For the twins, the experience provided some reassurance that the actors were truly dedicated to portraying them as accurately as possible– including when it came to their rowing exploits.
“(Pence) was a rower at Dartmouth (University), so he knew a lot about the sport already,” Tyler said, noting that both actors had also undergone rigorous physical conditioning.
The brothers, both Brunswick and Greenwich Country Day school graduates, who have been rowing since they were 15 years old, were U.S. national pairs champions in 2005 and 2007. They finished sixth in the men’s pairs final at the 2008 Beijing Olympics.
“I know they researched meticulously” for the roles, Tyler said of Hammer and Pence.
Whether the film, as a whole, is faithful to the brothers’ real-life story remains an open question.
The brothers say they have learned firsthand that there are often widely varying degrees of accuracy in the way print and online media outlets present their stories to audiences.
Hollywood is no exception.
“There’s obviously the reality, and there’s what people write and perceive, and what their opinions are, and often there’s a gap there,” Tyler said. “We are used to that gap being big and small.”
Cameron hopes the movie accurately reflects a broader social dynamic between its characters– those who are guided by principle and integrity, versus those who view life as a zero-sum game, he said.
“If the movie is looking to reflect reality, then you have to ask yourself: How did I live my life?” Cameron said.
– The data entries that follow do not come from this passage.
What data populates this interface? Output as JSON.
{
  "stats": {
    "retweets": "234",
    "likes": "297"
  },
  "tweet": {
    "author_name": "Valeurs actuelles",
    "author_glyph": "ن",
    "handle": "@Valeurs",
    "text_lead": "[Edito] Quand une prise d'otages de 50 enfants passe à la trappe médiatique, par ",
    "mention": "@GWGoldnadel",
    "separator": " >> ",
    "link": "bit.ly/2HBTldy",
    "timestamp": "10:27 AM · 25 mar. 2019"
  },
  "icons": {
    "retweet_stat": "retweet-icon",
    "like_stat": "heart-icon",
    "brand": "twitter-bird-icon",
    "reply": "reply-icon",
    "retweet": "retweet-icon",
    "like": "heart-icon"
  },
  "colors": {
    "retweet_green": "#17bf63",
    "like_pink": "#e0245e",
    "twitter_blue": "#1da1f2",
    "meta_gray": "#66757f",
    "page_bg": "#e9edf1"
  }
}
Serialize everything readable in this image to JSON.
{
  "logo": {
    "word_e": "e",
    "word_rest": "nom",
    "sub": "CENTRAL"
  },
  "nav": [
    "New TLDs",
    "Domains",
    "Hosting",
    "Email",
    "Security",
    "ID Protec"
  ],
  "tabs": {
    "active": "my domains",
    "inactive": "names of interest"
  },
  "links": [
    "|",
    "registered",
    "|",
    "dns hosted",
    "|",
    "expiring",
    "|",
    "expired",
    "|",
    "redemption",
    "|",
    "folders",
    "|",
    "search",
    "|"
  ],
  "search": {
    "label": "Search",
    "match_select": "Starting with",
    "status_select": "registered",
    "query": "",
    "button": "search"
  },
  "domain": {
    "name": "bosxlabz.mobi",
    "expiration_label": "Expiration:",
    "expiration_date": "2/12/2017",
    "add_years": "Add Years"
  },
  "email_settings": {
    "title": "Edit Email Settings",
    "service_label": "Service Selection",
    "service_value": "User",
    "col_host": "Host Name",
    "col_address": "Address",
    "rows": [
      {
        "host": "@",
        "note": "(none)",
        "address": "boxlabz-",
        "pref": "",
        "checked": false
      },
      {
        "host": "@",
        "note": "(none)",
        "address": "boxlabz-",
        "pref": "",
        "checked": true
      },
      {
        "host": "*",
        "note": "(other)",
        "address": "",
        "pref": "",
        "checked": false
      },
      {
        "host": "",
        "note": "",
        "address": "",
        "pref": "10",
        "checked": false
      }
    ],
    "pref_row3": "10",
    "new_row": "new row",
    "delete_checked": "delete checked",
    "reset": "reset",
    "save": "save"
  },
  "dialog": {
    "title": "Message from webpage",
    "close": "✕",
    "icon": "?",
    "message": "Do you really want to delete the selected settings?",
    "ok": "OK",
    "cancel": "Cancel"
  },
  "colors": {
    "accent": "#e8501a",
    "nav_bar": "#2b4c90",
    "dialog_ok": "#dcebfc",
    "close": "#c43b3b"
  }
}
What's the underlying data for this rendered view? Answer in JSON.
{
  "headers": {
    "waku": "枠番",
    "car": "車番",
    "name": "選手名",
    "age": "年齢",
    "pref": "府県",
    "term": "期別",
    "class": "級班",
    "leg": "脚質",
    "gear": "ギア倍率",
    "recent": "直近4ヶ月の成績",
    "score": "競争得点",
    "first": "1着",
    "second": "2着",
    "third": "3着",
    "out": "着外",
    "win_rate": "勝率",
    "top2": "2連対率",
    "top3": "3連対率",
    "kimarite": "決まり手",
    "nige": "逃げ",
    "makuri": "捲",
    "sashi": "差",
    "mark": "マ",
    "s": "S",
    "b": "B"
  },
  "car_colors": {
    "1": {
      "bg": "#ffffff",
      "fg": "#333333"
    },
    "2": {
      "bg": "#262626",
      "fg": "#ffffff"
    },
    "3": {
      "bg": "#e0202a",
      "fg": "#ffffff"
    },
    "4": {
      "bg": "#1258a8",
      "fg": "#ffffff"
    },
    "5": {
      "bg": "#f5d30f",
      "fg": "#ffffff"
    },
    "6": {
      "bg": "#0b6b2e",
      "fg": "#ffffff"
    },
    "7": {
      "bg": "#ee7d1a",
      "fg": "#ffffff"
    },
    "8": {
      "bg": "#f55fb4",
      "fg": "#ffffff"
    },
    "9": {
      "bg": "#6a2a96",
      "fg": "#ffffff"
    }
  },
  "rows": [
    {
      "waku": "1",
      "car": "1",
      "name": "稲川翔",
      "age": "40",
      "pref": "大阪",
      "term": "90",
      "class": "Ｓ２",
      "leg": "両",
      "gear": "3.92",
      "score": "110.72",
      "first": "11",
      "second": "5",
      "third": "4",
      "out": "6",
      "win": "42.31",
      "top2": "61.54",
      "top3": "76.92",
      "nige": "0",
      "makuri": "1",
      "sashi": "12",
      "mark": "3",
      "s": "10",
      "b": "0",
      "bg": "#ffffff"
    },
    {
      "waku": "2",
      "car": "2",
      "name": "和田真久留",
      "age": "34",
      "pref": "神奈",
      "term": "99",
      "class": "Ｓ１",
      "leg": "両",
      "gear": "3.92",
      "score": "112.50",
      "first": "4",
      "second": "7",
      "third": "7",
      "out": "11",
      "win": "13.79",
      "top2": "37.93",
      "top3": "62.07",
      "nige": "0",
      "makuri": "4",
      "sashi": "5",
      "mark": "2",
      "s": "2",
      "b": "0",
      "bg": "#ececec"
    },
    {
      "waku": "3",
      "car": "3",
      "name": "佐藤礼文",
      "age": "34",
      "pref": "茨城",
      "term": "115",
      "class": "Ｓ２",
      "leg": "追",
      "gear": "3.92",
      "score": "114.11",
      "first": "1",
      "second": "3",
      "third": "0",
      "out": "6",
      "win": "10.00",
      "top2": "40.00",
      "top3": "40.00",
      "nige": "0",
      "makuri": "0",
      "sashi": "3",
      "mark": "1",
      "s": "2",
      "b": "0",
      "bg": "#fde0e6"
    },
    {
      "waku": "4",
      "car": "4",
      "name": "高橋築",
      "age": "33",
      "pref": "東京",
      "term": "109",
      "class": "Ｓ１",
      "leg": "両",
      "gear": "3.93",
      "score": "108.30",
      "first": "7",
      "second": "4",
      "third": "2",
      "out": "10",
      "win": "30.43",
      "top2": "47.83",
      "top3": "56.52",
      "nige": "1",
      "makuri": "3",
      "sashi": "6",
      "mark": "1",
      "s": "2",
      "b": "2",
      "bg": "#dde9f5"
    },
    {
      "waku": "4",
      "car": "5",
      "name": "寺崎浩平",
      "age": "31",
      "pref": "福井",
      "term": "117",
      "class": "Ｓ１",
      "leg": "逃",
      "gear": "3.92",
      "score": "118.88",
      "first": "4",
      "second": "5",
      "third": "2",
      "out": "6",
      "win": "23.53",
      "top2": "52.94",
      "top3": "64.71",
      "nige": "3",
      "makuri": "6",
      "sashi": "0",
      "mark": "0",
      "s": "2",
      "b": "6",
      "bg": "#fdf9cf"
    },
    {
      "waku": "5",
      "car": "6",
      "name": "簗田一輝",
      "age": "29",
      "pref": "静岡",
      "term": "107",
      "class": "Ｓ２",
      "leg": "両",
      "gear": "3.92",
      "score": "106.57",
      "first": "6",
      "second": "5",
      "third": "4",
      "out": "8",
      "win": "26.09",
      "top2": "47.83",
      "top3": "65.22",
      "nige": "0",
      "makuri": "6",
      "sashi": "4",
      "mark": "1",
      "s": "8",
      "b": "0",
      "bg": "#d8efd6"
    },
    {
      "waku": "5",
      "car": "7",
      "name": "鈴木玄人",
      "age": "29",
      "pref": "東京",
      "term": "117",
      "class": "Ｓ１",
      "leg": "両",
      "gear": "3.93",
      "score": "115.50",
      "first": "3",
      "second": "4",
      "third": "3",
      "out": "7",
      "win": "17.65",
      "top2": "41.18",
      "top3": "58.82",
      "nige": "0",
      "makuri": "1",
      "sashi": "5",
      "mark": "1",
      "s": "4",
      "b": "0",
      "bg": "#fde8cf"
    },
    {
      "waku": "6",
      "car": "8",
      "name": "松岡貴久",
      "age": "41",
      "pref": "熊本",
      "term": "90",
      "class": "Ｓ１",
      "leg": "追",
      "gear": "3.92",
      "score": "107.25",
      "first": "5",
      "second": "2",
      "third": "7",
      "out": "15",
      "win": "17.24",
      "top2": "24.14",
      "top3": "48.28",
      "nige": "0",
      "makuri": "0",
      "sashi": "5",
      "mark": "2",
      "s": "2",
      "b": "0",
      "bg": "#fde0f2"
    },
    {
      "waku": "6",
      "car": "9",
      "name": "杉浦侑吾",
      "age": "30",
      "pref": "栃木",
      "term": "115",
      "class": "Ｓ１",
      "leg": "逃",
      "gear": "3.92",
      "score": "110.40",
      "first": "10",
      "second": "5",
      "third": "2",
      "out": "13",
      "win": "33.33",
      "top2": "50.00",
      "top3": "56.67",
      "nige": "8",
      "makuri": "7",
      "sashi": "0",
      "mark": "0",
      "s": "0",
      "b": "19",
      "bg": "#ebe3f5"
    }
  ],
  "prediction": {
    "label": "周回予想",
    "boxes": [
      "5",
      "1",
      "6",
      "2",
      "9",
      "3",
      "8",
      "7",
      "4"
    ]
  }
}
As long as the film is accurate, “I don’t think we have too much to be worried about.”
Either way, the brothers said they aren’t getting too hung up about the film.
This fall, they plan to finish a one-year MBA program at Christ Church college in Oxford, England. After that, they plan to continue training in the states for rowing competitions, in hopes of returning to London for the 2012 Olympics. They said their longer-term futures likely involve business.
“There are so many things I want to do right now, it would be foolish to confuse a movie as something more,” Tyler said. “Some parts are going to be true, others are going to be less true.
“At the end of the day, it’s a movie.”
Greenwich Time contributed to this report.